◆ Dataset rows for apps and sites

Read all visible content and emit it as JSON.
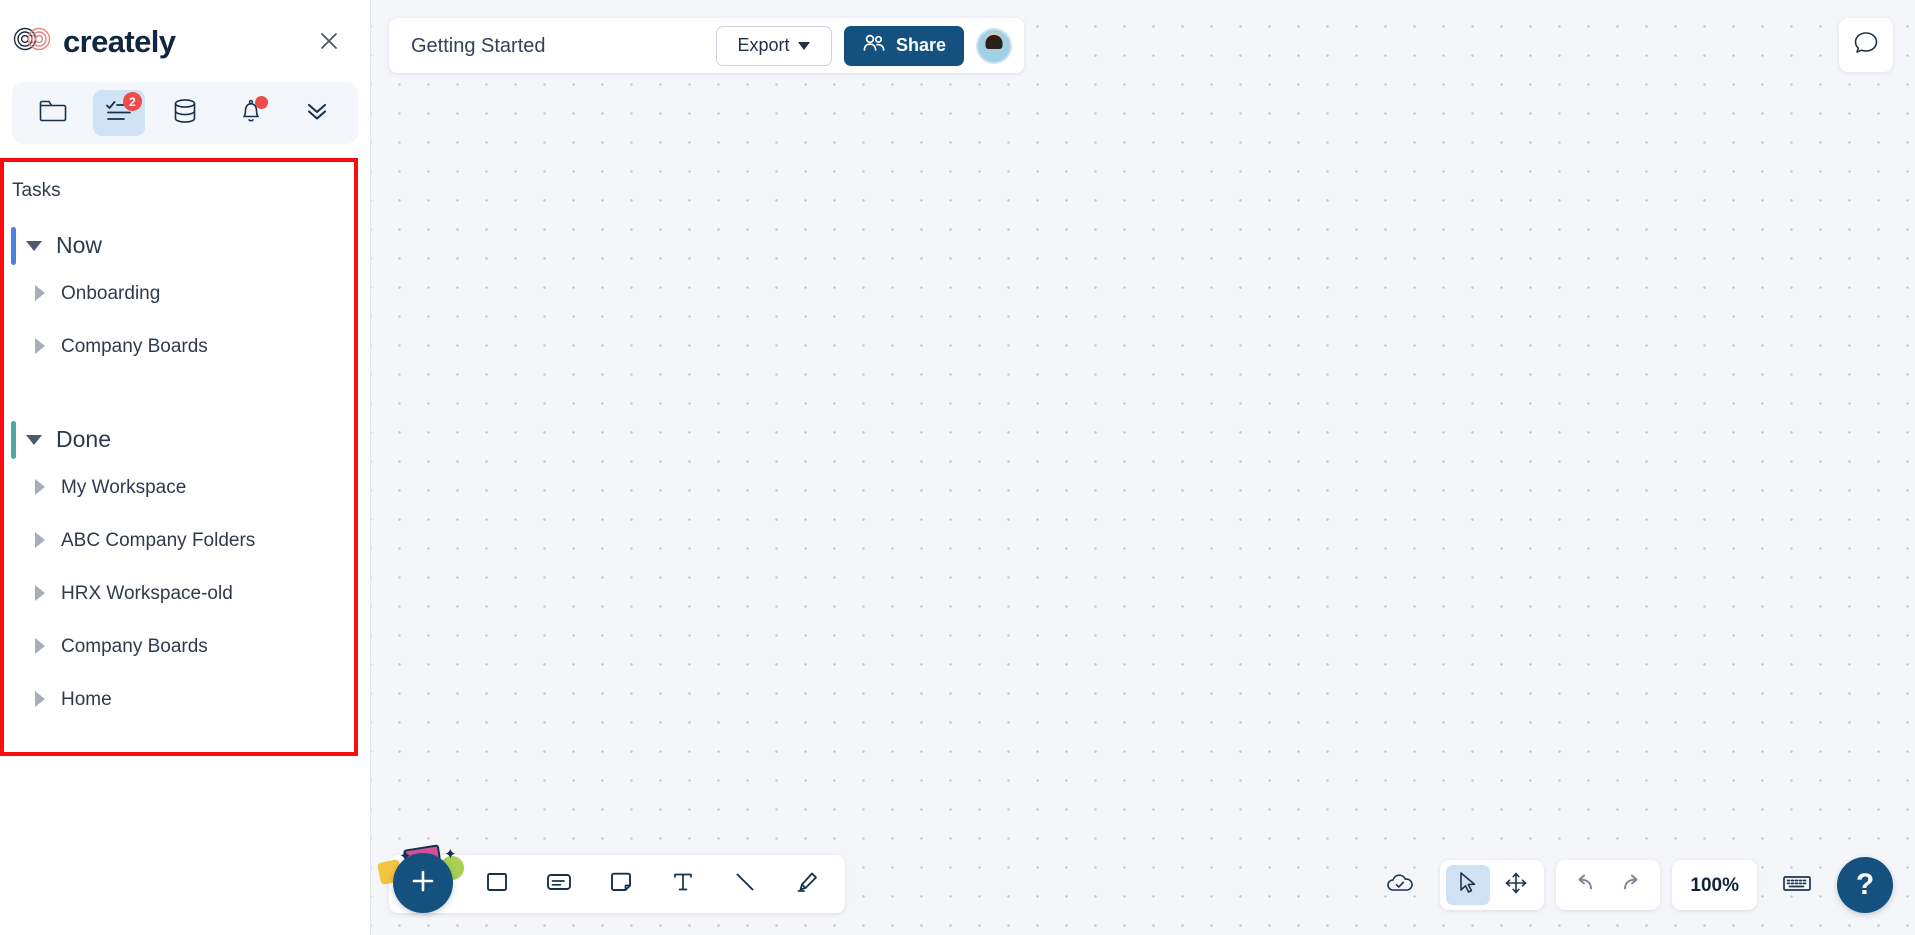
{
  "brand": {
    "name": "creately",
    "logo_icon": "creately-infinity-logo",
    "close_icon": "close-icon"
  },
  "icon_rail": {
    "items": [
      {
        "icon": "folder-icon",
        "name": "folders",
        "active": false,
        "badge": null,
        "dot": false
      },
      {
        "icon": "task-list-icon",
        "name": "tasks",
        "active": true,
        "badge": "2",
        "dot": false
      },
      {
        "icon": "database-icon",
        "name": "database",
        "active": false,
        "badge": null,
        "dot": false
      },
      {
        "icon": "bell-icon",
        "name": "notifications",
        "active": false,
        "badge": null,
        "dot": true
      },
      {
        "icon": "chevron-double-down-icon",
        "name": "more",
        "active": false,
        "badge": null,
        "dot": false
      }
    ]
  },
  "tasks_panel": {
    "title": "Tasks",
    "highlight_color": "#fb0d0d",
    "groups": [
      {
        "label": "Now",
        "accent_color": "#4f7fe0",
        "expanded": true,
        "items": [
          {
            "label": "Onboarding"
          },
          {
            "label": "Company Boards"
          }
        ]
      },
      {
        "label": "Done",
        "accent_color": "#4fa9a0",
        "expanded": true,
        "items": [
          {
            "label": "My Workspace"
          },
          {
            "label": "ABC Company Folders"
          },
          {
            "label": "HRX Workspace-old"
          },
          {
            "label": "Company Boards"
          },
          {
            "label": "Home"
          }
        ]
      }
    ]
  },
  "doc_bar": {
    "title": "Getting Started",
    "export_label": "Export",
    "export_caret_icon": "caret-down-icon",
    "share_label": "Share",
    "share_icon": "people-icon",
    "share_color": "#14517f",
    "avatar_name": "user-avatar"
  },
  "canvas": {
    "chat_icon": "chat-bubble-icon"
  },
  "tool_dock": {
    "add_icon": "plus-icon",
    "tools": [
      {
        "icon": "square-shape-icon",
        "name": "shape-tool"
      },
      {
        "icon": "card-icon",
        "name": "card-tool"
      },
      {
        "icon": "sticky-note-icon",
        "name": "note-tool"
      },
      {
        "icon": "text-icon",
        "name": "text-tool"
      },
      {
        "icon": "line-icon",
        "name": "line-tool"
      },
      {
        "icon": "marker-pen-icon",
        "name": "pen-tool"
      }
    ]
  },
  "right_dock": {
    "save_icon": "cloud-check-icon",
    "select_icon": "cursor-arrow-icon",
    "pan_icon": "move-arrows-icon",
    "undo_icon": "undo-icon",
    "redo_icon": "redo-icon",
    "zoom_level": "100%",
    "keyboard_icon": "keyboard-icon",
    "help_label": "?"
  }
}
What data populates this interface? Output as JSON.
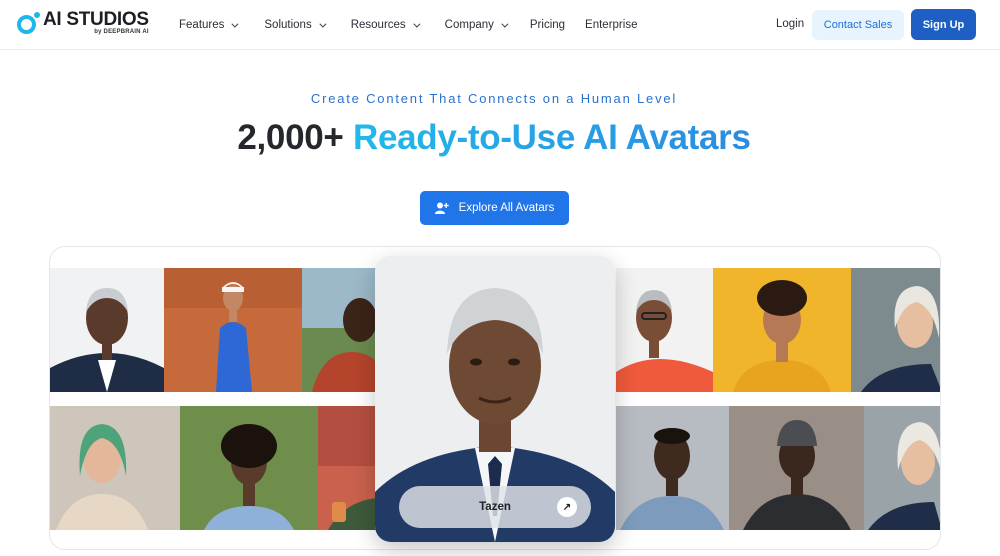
{
  "brand": {
    "name": "AI STUDIOS",
    "sub": "by DEEPBRAIN AI"
  },
  "nav": {
    "items": [
      {
        "label": "Features",
        "dropdown": true
      },
      {
        "label": "Solutions",
        "dropdown": true
      },
      {
        "label": "Resources",
        "dropdown": true
      },
      {
        "label": "Company",
        "dropdown": true
      },
      {
        "label": "Pricing",
        "dropdown": false
      },
      {
        "label": "Enterprise",
        "dropdown": false
      }
    ],
    "login": "Login",
    "contact": "Contact Sales",
    "signup": "Sign Up"
  },
  "hero": {
    "eyebrow": "Create Content That Connects on a Human Level",
    "headline_prefix": "2,000+ ",
    "headline_highlight": "Ready-to-Use AI Avatars",
    "cta": "Explore All Avatars"
  },
  "featured": {
    "name": "Tazen",
    "action_icon": "arrow-up-right-icon"
  },
  "colors": {
    "accent": "#2076e8",
    "brand": "#1fb6e9",
    "signup": "#1d5fc2"
  }
}
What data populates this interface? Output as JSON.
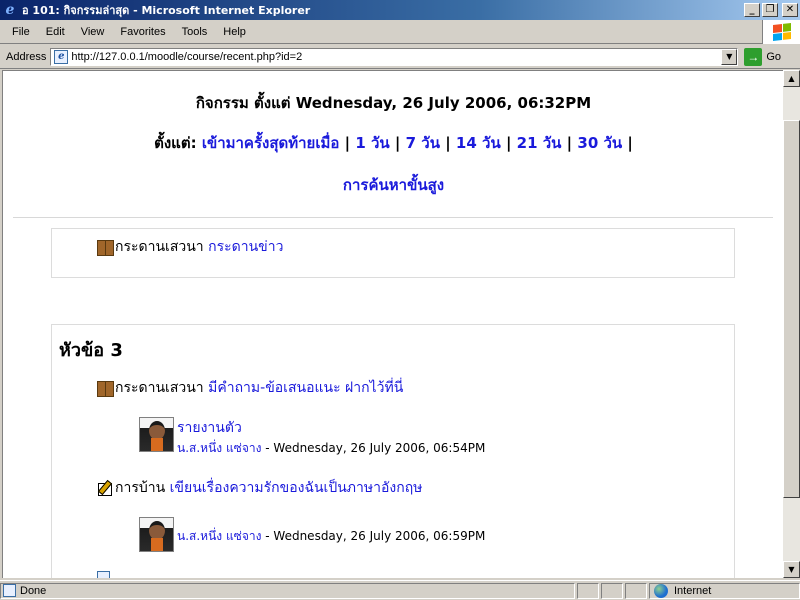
{
  "window": {
    "title": "อ 101: กิจกรรมล่าสุด - Microsoft Internet Explorer",
    "buttons": [
      "_",
      "❐",
      "✕"
    ]
  },
  "menu": [
    "File",
    "Edit",
    "View",
    "Favorites",
    "Tools",
    "Help"
  ],
  "address": {
    "label": "Address",
    "url": "http://127.0.0.1/moodle/course/recent.php?id=2",
    "go_label": "Go"
  },
  "page": {
    "heading": "กิจกรรม ตั้งแต่ Wednesday, 26 July 2006, 06:32PM",
    "since_label": "ตั้งแต่:",
    "since_links": [
      "เข้ามาครั้งสุดท้ายเมื่อ",
      "1 วัน",
      "7 วัน",
      "14 วัน",
      "21 วัน",
      "30 วัน"
    ],
    "sep": "|",
    "advanced_search": "การค้นหาขั้นสูง",
    "general_section": {
      "activity_type": "กระดานเสวนา",
      "activity_name": "กระดานข่าว"
    },
    "section3": {
      "title": "หัวข้อ 3",
      "forum": {
        "type": "กระดานเสวนา",
        "name": "มีคำถาม-ข้อเสนอแนะ ฝากไว้ที่นี่",
        "post_subject": "รายงานตัว",
        "post_author": "น.ส.หนึ่ง แซ่จาง",
        "post_date": " - Wednesday, 26 July 2006, 06:54PM"
      },
      "assignment": {
        "type": "การบ้าน",
        "name": "เขียนเรื่องความรักของฉันเป็นภาษาอังกฤษ",
        "submit_author": "น.ส.หนึ่ง แซ่จาง",
        "submit_date": " - Wednesday, 26 July 2006, 06:59PM"
      }
    }
  },
  "status": {
    "text": "Done",
    "zone": "Internet"
  },
  "colors": {
    "link": "#1a1adb",
    "titlebar_start": "#0a246a",
    "chrome": "#d4d0c8"
  }
}
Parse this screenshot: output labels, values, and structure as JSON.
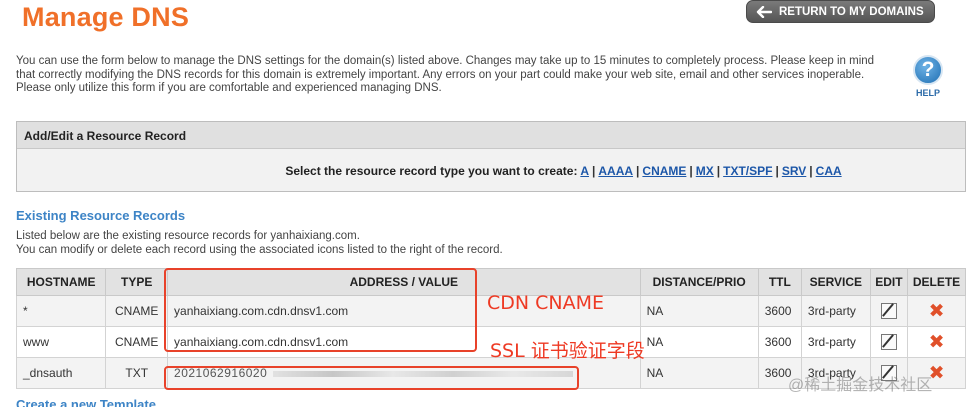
{
  "page": {
    "title": "Manage DNS",
    "return_label": "RETURN TO MY DOMAINS",
    "intro": "You can use the form below to manage the DNS settings for the domain(s) listed above. Changes may take up to 15 minutes to completely process. Please keep in mind that correctly modifying the DNS records for this domain is extremely important. Any errors on your part could make your web site, email and other services inoperable. Please only utilize this form if you are comfortable and experienced managing DNS.",
    "help_label": "HELP"
  },
  "add_record": {
    "heading": "Add/Edit a Resource Record",
    "prompt": "Select the resource record type you want to create:",
    "types": [
      "A",
      "AAAA",
      "CNAME",
      "MX",
      "TXT/SPF",
      "SRV",
      "CAA"
    ]
  },
  "existing": {
    "title": "Existing Resource Records",
    "line1": "Listed below are the existing resource records for yanhaixiang.com.",
    "line2": "You can modify or delete each record using the associated icons listed to the right of the record."
  },
  "table": {
    "headers": [
      "HOSTNAME",
      "TYPE",
      "ADDRESS / VALUE",
      "DISTANCE/PRIO",
      "TTL",
      "SERVICE",
      "EDIT",
      "DELETE"
    ],
    "rows": [
      {
        "host": "*",
        "type": "CNAME",
        "value": "yanhaixiang.com.cdn.dnsv1.com",
        "prio": "NA",
        "ttl": "3600",
        "service": "3rd-party"
      },
      {
        "host": "www",
        "type": "CNAME",
        "value": "yanhaixiang.com.cdn.dnsv1.com",
        "prio": "NA",
        "ttl": "3600",
        "service": "3rd-party"
      },
      {
        "host": "_dnsauth",
        "type": "TXT",
        "value": "2021062916020",
        "prio": "NA",
        "ttl": "3600",
        "service": "3rd-party"
      }
    ]
  },
  "annotations": {
    "cdn": "CDN CNAME",
    "ssl": "SSL 证书验证字段"
  },
  "footer_partial": "Create a new Template",
  "watermark": "@稀土掘金技术社区",
  "colors": {
    "title": "#f07029",
    "link": "#1d57a8",
    "section": "#3d84c6",
    "annotation": "#e8422a",
    "delete": "#e0502a"
  }
}
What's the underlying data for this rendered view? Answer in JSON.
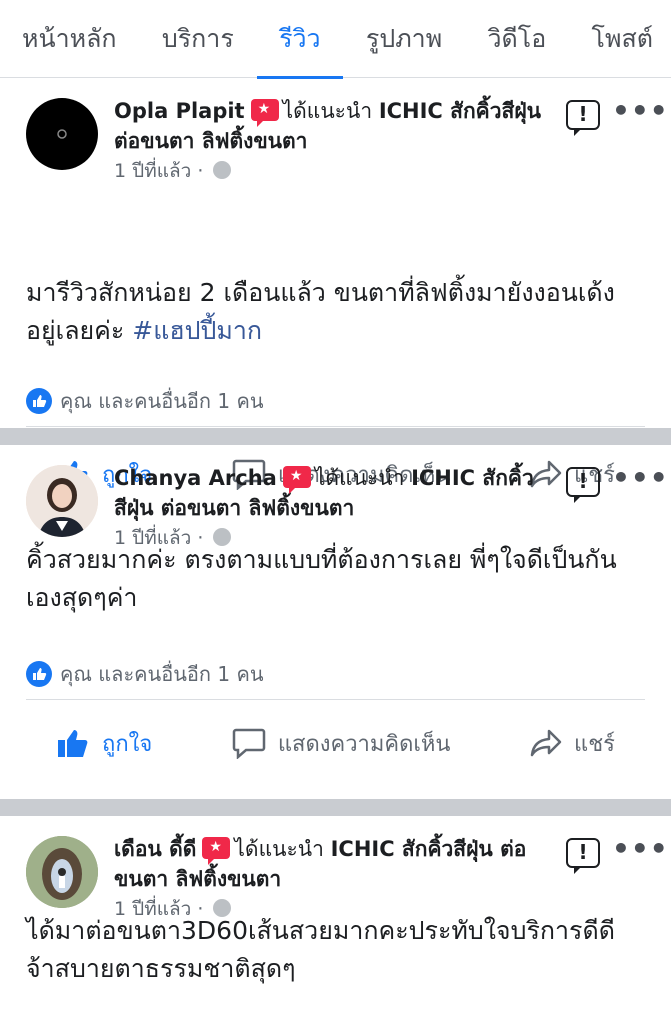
{
  "tabs": [
    {
      "label": "หน้าหลัก"
    },
    {
      "label": "บริการ"
    },
    {
      "label": "รีวิว",
      "active": true
    },
    {
      "label": "รูปภาพ"
    },
    {
      "label": "วิดีโอ"
    },
    {
      "label": "โพสต์"
    }
  ],
  "posts": [
    {
      "author": "Opla Plapit",
      "rec_text": "ได้แนะนำ",
      "page": "ICHIC สักคิ้วสีฝุ่น ต่อขนตา ลิฟติ้งขนตา",
      "time": "1 ปีที่แล้ว",
      "separator": "·",
      "text": "มารีวิวสักหน่อย 2 เดือนแล้ว ขนตาที่ลิฟติ้งมายังงอนเด้ง อยู่เลยค่ะ",
      "hashtag": "#แฮปปี้มาก",
      "reactions": "คุณ และคนอื่นอีก 1 คน"
    },
    {
      "author": "Chanya Archa",
      "rec_text": "ได้แนะนำ",
      "page": "ICHIC สักคิ้วสีฝุ่น ต่อขนตา ลิฟติ้งขนตา",
      "time": "1 ปีที่แล้ว",
      "separator": "·",
      "text": "คิ้วสวยมากค่ะ ตรงตามแบบที่ต้องการเลย พี่ๆใจดีเป็นกันเองสุดๆค่า",
      "hashtag": "",
      "reactions": "คุณ และคนอื่นอีก 1 คน"
    },
    {
      "author": "เดือน ดี้ดี",
      "rec_text": "ได้แนะนำ",
      "page": "ICHIC สักคิ้วสีฝุ่น ต่อขนตา ลิฟติ้งขนตา",
      "time": "1 ปีที่แล้ว",
      "separator": "·",
      "text": "ได้มาต่อขนตา3D60เส้นสวยมากคะประทับใจบริการดีดีจ้าสบายตาธรรมชาติสุดๆ",
      "hashtag": "",
      "reactions": ""
    }
  ],
  "actions": {
    "like": "ถูกใจ",
    "comment": "แสดงความคิดเห็น",
    "share": "แชร์"
  },
  "report_glyph": "!",
  "more_glyph": "•••",
  "colors": {
    "accent": "#1877f2",
    "badge": "#f02849",
    "separator": "#c9ccd1"
  }
}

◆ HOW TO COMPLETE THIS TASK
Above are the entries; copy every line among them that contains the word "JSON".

◆ EXERCISE RESULT
Read all visible content and emit it as JSON.
What data populates this interface? Output as JSON.
What data populates this interface? Output as JSON.
Parse this screenshot: output labels, values, and structure as JSON.
What's the underlying data for this rendered view? Answer in JSON.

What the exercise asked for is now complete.